Papa's Parrot

by Adam Sifre

He wasn't there for the beginning or the end. In the beginning, he was still a wild thing. Nothing more than a voice in the chorus of the Dark Continent, back when it was a thing of terrible beauty and attracted people like the old man; people who breathed adventure the way mortals breathe air. In the beginning, he was still part of the place that would twice try to kill the old man, and fail both times.

By then, however, the African Grey had become a Cuban national, and had forgotten all about the jungle. On the small island, its beak and feathers were tempered with rivers of dark rum, fired by a thousand tropical sunsets, and stained with cheap smoke and Royal Deluxe ink.

All these gifts the old man gave the bird.  All these and one more. The words. The old man's words. Spoken most often in the small hours, after the bottle was finally shelved and before daybreak would come and ruin everything. The old man spoke, sometimes sober, often not. Concise. Perfect. Slurred. It did not matter. The bird drank them all in equally, soaking them up over ten thousand nights.

The old man spoke through nights that were never exactly quiet. His words were often accompanied by faint strains of the richest music known to man, played in a local bar known to only a few.

After the first year, the bird's cage was always open.  During the day it had free reign of the small home. There was a window, and that was always open as well.  The bird never left. By then the old man's words had tethered the bird as if they were steel links of chain.  At night, though, the bird always returned to his cage, where it waited for the old man to speak.

Sometimes the words were spoken in code, clacked out on a typewriter which was old even then, when such things were often new.  The click-clack code reminded the parrot of rain, and sometimes this would lull it to sleep and into bird dreams of ghost jungles; places long forgotten in the bird's waking hours.

He was not there for the beginning.  But he was there for much.  “The Old Man and The Sea” feathered the cage.  The words spoken aloud, repeated in click-clack, edited, repeated again.  The bird remembered.  Not all of it, not everything. But enough. The old man — and he was old, even to parrots who are in the habit of outliving us all — had a way of writing words that stuck.  He had no use for the others.

It was only a matter of time and words, before Papa's parrot began to change. How could it not?  If it had been a dog or a cat, or anything else, things might have been different.  A dog is a dog.  A cat is a cat.  But a parrot?  A parrot is always something more than a parrot.

Papa's parrot listened to the Old Man and the Sea.  It learned of the fish that was not a fish and was all fish. It bore witness as the old man conjured up the perfect, eternal struggle. The fisherman's simple heartbreak settled on the bird's small, delicate bones, like a piece of fantastical scrimshaw.

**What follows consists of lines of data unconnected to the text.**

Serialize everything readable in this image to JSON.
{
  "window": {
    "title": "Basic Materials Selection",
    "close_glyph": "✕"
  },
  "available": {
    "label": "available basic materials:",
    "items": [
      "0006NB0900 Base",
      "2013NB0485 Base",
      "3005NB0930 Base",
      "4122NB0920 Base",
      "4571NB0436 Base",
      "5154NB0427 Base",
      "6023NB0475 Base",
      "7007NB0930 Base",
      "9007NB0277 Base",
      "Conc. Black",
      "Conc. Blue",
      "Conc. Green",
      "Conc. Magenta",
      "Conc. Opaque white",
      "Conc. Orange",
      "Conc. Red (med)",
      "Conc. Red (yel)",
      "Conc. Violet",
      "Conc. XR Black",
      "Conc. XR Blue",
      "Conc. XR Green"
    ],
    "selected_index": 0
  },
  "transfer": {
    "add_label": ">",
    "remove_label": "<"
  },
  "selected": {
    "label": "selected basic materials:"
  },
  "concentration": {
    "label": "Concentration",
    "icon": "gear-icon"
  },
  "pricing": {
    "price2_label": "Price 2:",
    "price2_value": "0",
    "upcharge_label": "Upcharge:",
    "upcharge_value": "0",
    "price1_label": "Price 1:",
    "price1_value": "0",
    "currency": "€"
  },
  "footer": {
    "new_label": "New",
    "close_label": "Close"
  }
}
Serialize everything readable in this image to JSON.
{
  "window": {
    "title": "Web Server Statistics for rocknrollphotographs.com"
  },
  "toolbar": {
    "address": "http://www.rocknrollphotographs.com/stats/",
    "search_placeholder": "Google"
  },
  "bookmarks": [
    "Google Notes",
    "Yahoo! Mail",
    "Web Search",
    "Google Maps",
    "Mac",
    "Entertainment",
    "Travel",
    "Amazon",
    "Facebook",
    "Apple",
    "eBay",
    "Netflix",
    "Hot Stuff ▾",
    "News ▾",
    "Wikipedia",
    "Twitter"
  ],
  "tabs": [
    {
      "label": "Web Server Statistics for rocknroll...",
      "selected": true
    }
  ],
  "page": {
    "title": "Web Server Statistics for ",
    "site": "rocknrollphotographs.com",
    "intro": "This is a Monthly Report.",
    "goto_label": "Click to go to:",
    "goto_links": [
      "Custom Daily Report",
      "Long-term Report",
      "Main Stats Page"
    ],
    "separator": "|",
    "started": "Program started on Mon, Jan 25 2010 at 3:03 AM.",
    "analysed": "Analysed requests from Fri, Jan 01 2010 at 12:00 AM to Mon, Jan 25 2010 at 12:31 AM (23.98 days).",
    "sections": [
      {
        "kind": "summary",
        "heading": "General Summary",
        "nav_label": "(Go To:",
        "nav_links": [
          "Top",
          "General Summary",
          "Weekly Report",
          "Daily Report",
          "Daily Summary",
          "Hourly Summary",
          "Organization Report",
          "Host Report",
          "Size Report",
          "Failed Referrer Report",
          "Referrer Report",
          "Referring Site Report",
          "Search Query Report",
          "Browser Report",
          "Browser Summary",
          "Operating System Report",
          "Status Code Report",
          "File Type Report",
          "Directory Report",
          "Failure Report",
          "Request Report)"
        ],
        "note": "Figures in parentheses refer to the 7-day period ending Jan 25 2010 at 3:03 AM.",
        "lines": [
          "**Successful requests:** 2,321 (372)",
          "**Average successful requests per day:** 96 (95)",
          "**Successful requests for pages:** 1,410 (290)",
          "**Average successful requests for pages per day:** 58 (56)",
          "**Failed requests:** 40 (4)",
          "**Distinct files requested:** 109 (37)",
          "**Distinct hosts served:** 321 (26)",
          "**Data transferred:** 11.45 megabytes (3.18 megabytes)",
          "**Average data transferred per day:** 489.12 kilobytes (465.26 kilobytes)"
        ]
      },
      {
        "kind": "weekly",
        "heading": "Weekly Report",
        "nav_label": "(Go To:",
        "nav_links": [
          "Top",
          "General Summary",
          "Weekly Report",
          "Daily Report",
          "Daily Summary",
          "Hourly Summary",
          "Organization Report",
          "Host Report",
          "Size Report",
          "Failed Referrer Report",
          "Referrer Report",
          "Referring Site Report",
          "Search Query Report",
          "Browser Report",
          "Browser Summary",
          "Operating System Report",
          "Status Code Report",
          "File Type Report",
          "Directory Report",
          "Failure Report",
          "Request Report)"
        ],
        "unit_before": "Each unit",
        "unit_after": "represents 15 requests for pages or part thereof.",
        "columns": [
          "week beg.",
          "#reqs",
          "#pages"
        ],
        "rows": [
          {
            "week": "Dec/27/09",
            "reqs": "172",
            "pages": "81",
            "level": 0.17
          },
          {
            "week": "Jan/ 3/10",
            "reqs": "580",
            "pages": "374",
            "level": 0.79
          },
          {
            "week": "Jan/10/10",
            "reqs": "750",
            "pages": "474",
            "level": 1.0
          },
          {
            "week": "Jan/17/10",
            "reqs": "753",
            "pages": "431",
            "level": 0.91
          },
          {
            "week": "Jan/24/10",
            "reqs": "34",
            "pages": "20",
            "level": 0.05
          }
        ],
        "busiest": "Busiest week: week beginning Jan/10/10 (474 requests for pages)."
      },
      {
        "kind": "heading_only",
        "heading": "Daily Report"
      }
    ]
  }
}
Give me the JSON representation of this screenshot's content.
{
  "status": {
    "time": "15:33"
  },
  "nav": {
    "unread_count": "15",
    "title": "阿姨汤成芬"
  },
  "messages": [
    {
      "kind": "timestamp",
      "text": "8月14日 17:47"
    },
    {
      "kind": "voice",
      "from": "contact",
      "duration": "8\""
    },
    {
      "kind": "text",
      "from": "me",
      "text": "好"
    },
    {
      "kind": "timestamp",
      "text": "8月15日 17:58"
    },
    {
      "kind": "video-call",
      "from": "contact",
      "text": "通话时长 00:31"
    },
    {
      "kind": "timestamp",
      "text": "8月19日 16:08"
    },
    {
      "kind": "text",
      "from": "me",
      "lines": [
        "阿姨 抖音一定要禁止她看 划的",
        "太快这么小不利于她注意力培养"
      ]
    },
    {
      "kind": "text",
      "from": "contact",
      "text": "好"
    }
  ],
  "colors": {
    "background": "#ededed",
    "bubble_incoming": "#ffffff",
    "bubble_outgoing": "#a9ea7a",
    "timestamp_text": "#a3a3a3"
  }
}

Later, much closer to the end, the parrot learned ‘For Whom the Bell Tolls,' first delivered in a rainstorm of click-clacks, and later by Papa's own deep, sawdust voice. The old man spoke and the parrot's eyes would pin in and out in excitement.  The words stuck, as they always did, and the parrot remembered and changed again.

One day Papa left.  He did not come back.  Ketchum, Idaho, is not the sort of ending the Old Man would have chosen to write. It does not stick the way Cuba sticks. But terrible endings were a genetic defect in Papa's family and he could not be faulted for this one.

 One day a brown man came and took the bird.  He kept the cage door closed, but he was a nice man. The bird did not talk, and the brown man did not seem to mind. He gave the bird crackers and nuts and water.  The bird enjoyed the crackers and nuts, but it felt alone.

The new room had no typewriter. There were no bottles of rum, either full or empty.  The brown man did not smoke and there were no stacks of paper or rain patter of words.  Not even the rich strains of music were part of the bird's world anymore. There was only a radio that sometimes played music already robbed of life. 

A long time passed. 

One night the brown man sat at his desk, listening to the radio. The bird, Papa's bird, pulled a loose tail feather free with its sharp beak.  The feather was sunset red and orange. The bird held it in one claw. The brown man looked at the bird with curiosity. The bird did not drop the feather.   

“Eighty-four days now without taking a fish.”

The words startled the brown man. He had never heard the bird speak.  He did not understand what they meant.  He was a nice man, but somehow the words did not stick to him.

The claw held the feather and for a while the bird made strange motions in the air. Then the bird hopped a little to its right and waited. 

The man stared and the bird imagined that the brown man's own eyes were pinging.    


The word came out small, almost forlorn. It was the last word Papa's bird ever said. Years later, when the brown man had become an old man himself, but not the old man, he would sometimes wonder about that night and the bird's last spoken word. At such times, the old, brown man almost convinced himself that the word had come out as a request.

But it was a fleeting thought, and it did not stick.